Content Warning: This post is about the “rape made them a monster” trope, and discusses several fictional representations of rape and torture.
I’m thankful people warned me about Broodmothers before I played Dragon Age.
Broodmothers are kidnapped women who are raped, tortured, and poisoned until they turn into horrific creatures that exist only to give birth to more monsters (and to serve as a boss fight for the player).
I gave the game a pass.
Recently I sat down to watch Netflix’s Love, Death + Robots and the first episode was “Sonnie’s Edge.”
It’s about a woman who was gang-raped and beaten until she was so close to death that the only way to save her was to put her brain into a giant monster that was genetically engineered for cage fights (because apparently it takes place in a world where designing and growing a monster the size of a truck is somehow less resource-intensive than growing a normal human body from extant DNA).
You may notice a theme here.
Another variation shows up in a Star Trek novel where a survivor of child sexual abuse grows up, becomes an admiral, then turns herself into a borg queen so she can take over the world. The story comes complete with flashbacks to the abuse she experienced. The flashbacks have nothing at all to do with the plot or with her characterization–unless, of course, you buy the premise that sexual assault turns people into monsters.
Many people do buy into exactly that premise. A less on-the-nose version of this trope appears frequently in crime shows, where serial killers are often portrayed as being abuse survivors.
The theme, however, remains the same. The story might include that rape backstory just to up the horror factor and set a grimmer tone, or it might include it to try to draw out a little sympathy for the monster–but only a little. Too much sympathy, and you might have to confront the notion that they’re still a person. And that would undermine what this trope is using rape to do: strip characters of their humanity in order to elicit shock and horror in the audience.
Speculative fiction at least does us the courtesy of making that theme explicit. These stories literally dehumanize survivors of sexual violence by changing them from humans into physical monsters.
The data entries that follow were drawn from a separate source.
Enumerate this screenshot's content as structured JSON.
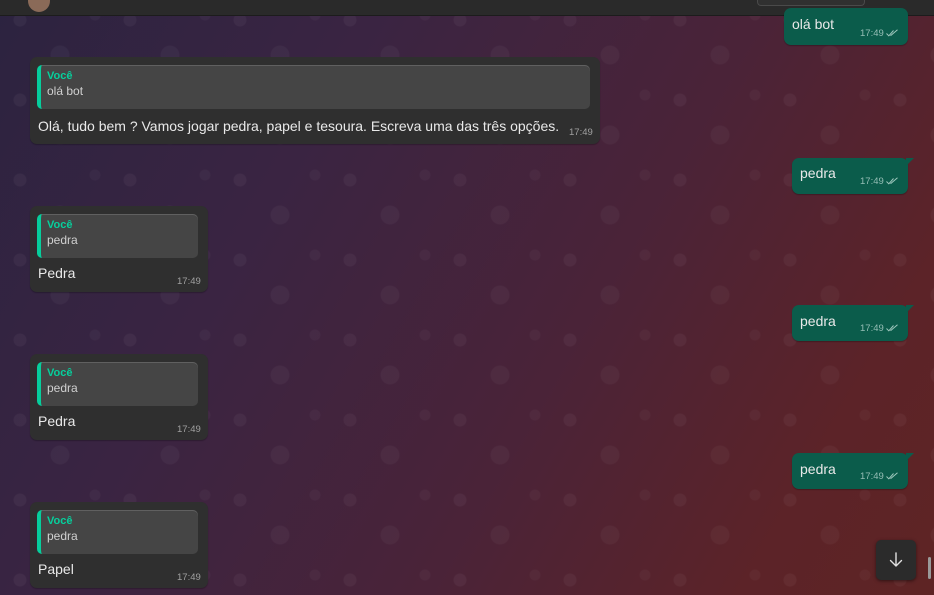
{
  "colors": {
    "incoming_bubble": "#2f2f2f",
    "outgoing_bubble": "#0b5c4b",
    "quote_accent": "#06cf9c"
  },
  "messages": [
    {
      "direction": "outgoing",
      "text": "olá bot",
      "time": "17:49",
      "status": "read-double-check-icon"
    },
    {
      "direction": "incoming",
      "quote": {
        "author": "Você",
        "text": "olá bot"
      },
      "text": "Olá, tudo bem ? Vamos jogar pedra, papel e tesoura. Escreva uma das três opções.",
      "time": "17:49"
    },
    {
      "direction": "outgoing",
      "text": "pedra",
      "time": "17:49",
      "status": "read-double-check-icon"
    },
    {
      "direction": "incoming",
      "quote": {
        "author": "Você",
        "text": "pedra"
      },
      "text": "Pedra",
      "time": "17:49"
    },
    {
      "direction": "outgoing",
      "text": "pedra",
      "time": "17:49",
      "status": "read-double-check-icon"
    },
    {
      "direction": "incoming",
      "quote": {
        "author": "Você",
        "text": "pedra"
      },
      "text": "Pedra",
      "time": "17:49"
    },
    {
      "direction": "outgoing",
      "text": "pedra",
      "time": "17:49",
      "status": "read-double-check-icon"
    },
    {
      "direction": "incoming",
      "quote": {
        "author": "Você",
        "text": "pedra"
      },
      "text": "Papel",
      "time": "17:49"
    }
  ],
  "scroll_down_button": {
    "icon": "arrow-down-icon"
  }
}
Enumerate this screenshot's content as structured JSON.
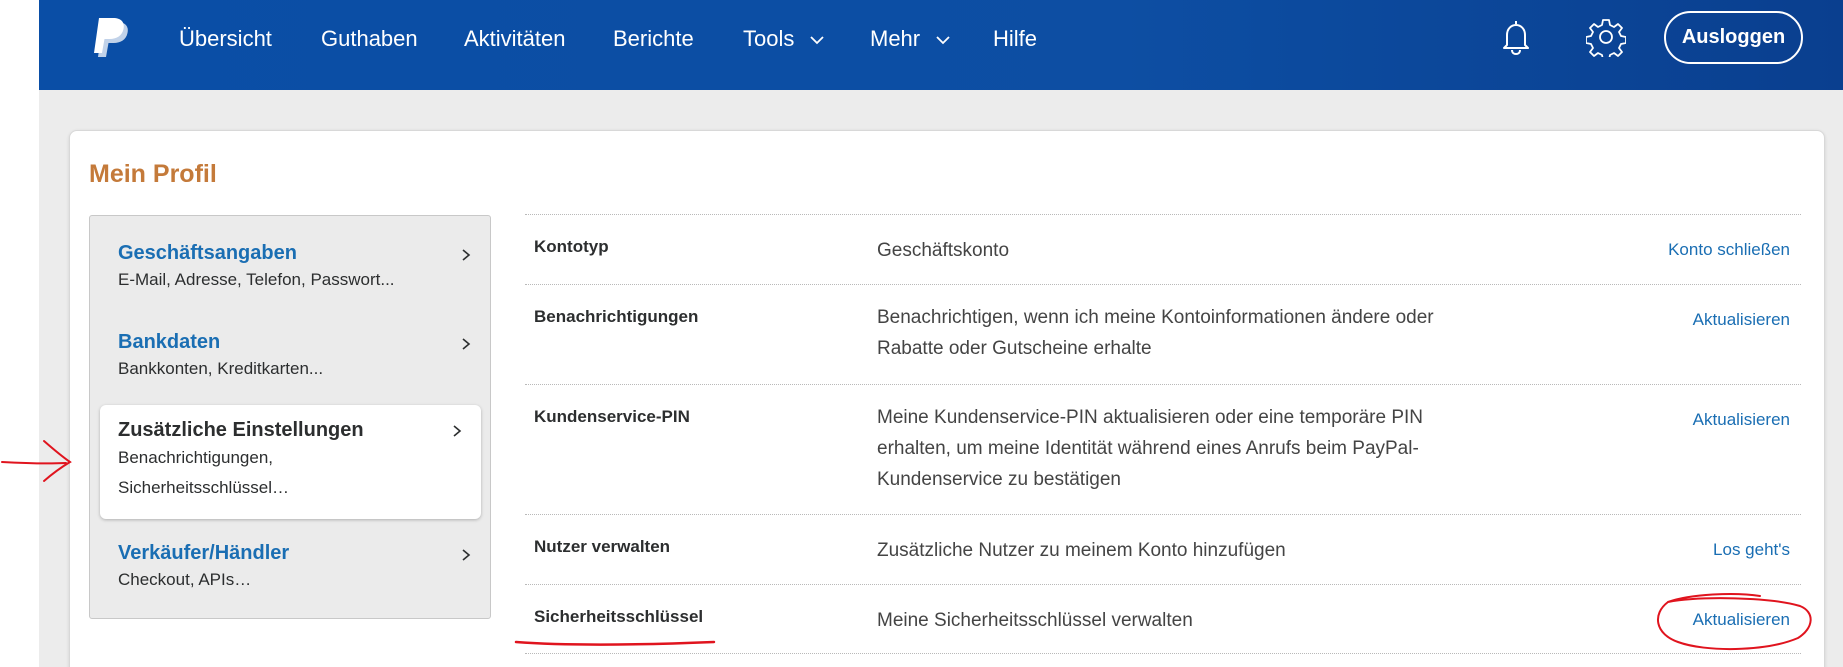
{
  "nav": {
    "items": [
      {
        "label": "Übersicht"
      },
      {
        "label": "Guthaben"
      },
      {
        "label": "Aktivitäten"
      },
      {
        "label": "Berichte"
      },
      {
        "label": "Tools"
      },
      {
        "label": "Mehr"
      },
      {
        "label": "Hilfe"
      }
    ],
    "logout_label": "Ausloggen",
    "icons": [
      "paypal-logo-icon",
      "bell-icon",
      "gear-icon",
      "chevron-down-icon"
    ]
  },
  "page": {
    "title": "Mein Profil"
  },
  "sidebar": {
    "items": [
      {
        "title": "Geschäftsangaben",
        "desc_line1": "E-Mail, Adresse, Telefon, Passwort...",
        "desc_line2": ""
      },
      {
        "title": "Bankdaten",
        "desc_line1": "Bankkonten, Kreditkarten...",
        "desc_line2": ""
      },
      {
        "title": "Zusätzliche Einstellungen",
        "desc_line1": "Benachrichtigungen,",
        "desc_line2": "Sicherheitsschlüssel…",
        "active": true
      },
      {
        "title": "Verkäufer/Händler",
        "desc_line1": "Checkout, APIs…",
        "desc_line2": ""
      }
    ]
  },
  "settings": {
    "rows": [
      {
        "label": "Kontotyp",
        "desc": "Geschäftskonto",
        "action": "Konto schließen"
      },
      {
        "label": "Benachrichtigungen",
        "desc": "Benachrichtigen, wenn ich meine Kontoinformationen ändere oder Rabatte oder Gutscheine erhalte",
        "action": "Aktualisieren"
      },
      {
        "label": "Kundenservice-PIN",
        "desc": "Meine Kundenservice-PIN aktualisieren oder eine temporäre PIN erhalten, um meine Identität während eines Anrufs beim PayPal-Kundenservice zu bestätigen",
        "action": "Aktualisieren"
      },
      {
        "label": "Nutzer verwalten",
        "desc": "Zusätzliche Nutzer zu meinem Konto hinzufügen",
        "action": "Los geht's"
      },
      {
        "label": "Sicherheitsschlüssel",
        "desc": "Meine Sicherheitsschlüssel verwalten",
        "action": "Aktualisieren"
      }
    ]
  },
  "colors": {
    "nav_bg": "#0a4ea6",
    "title_orange": "#c47a3a",
    "link_blue": "#1a6eb3",
    "annotation_red": "#e0141e"
  }
}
But like an open sewer vent, there is a whole world of ugly underneath that noxious cloud. This trope portrays survivors’ trauma not as an injury, but as a corruption. It buys into the regressive outlook that survivors are somehow sullied and impure, but then twists that into something even worse: survivors aren’t just dirty; they’re dangerous. Not only are they no longer human; they’re also a threat to humanity.
Rendering survivors as physical monsters also buys into the stereotype that sexual desire–and desirability–is out of a survivor’s reach. Monsters are not objects of sexual desire. And if they themselves experience desire, it’s either something disturbed and horrific, or else it’s pitiful. In Dragon Age, where broodmothers exist only to eat and give birth to monsters, their sexuality is what perpetuates the evil in the world. In Sonnie’s Edge, the person Sonnie thinks is attracted to her scarred human form is merely luring her into a trap.
Below that, there’s the way that turning rape victims into monsters portrays a survivor’s humanity and their agency as mutually exclusive. The survivor’s agency was stolen from them, social ideas about purity have become literal for them as their body is changed into something corrupt and undesirable, and only now are they a force to be reckoned with.
Stack that up next to the fact that sexual assault survivors in media are overwhelmingly women, and this trope says some really problematic things about how only bad girls can defend themselves. They can only be powerful when they’re no longer women.
When men are the subject of this trope–which we see more often in the serial-killer variant–it says equally problematic things about how men who couldn’t defend themselves aren’t really people, even if they still look the part.
The backed-up sewer of this trope is a maze of twisty passages that all lead somewhere awful: to the notion that survivors of sexual violence aren’t necessarily people anymore. That if you’re deprived of agency over your body even briefly, you can permanently lose your humanity.
Exploring common fears by literalizing them is a staple of the horror genre and is often used to brilliant effect. But using rape to turn people into monsters doesn’t explore, illuminate, or contextualize a human experience. Projecting monstrosity onto survivors and their bodies is not an effective way to explore the horrors associated with sexual violence.
Portraying survivors themselves as monsters only serves to dehumanize them. It may be meant as a metaphor for trauma, but it portrays survivors’ fear, pain, and–perhaps most tellingly–their anger as something monstrous. Trauma may be a difficult part of most survivors’ experience, but it’s not monstrous. It is, like survivors themselves, incredibly, inalienably human.
This post was sponsored by an anonymous donor.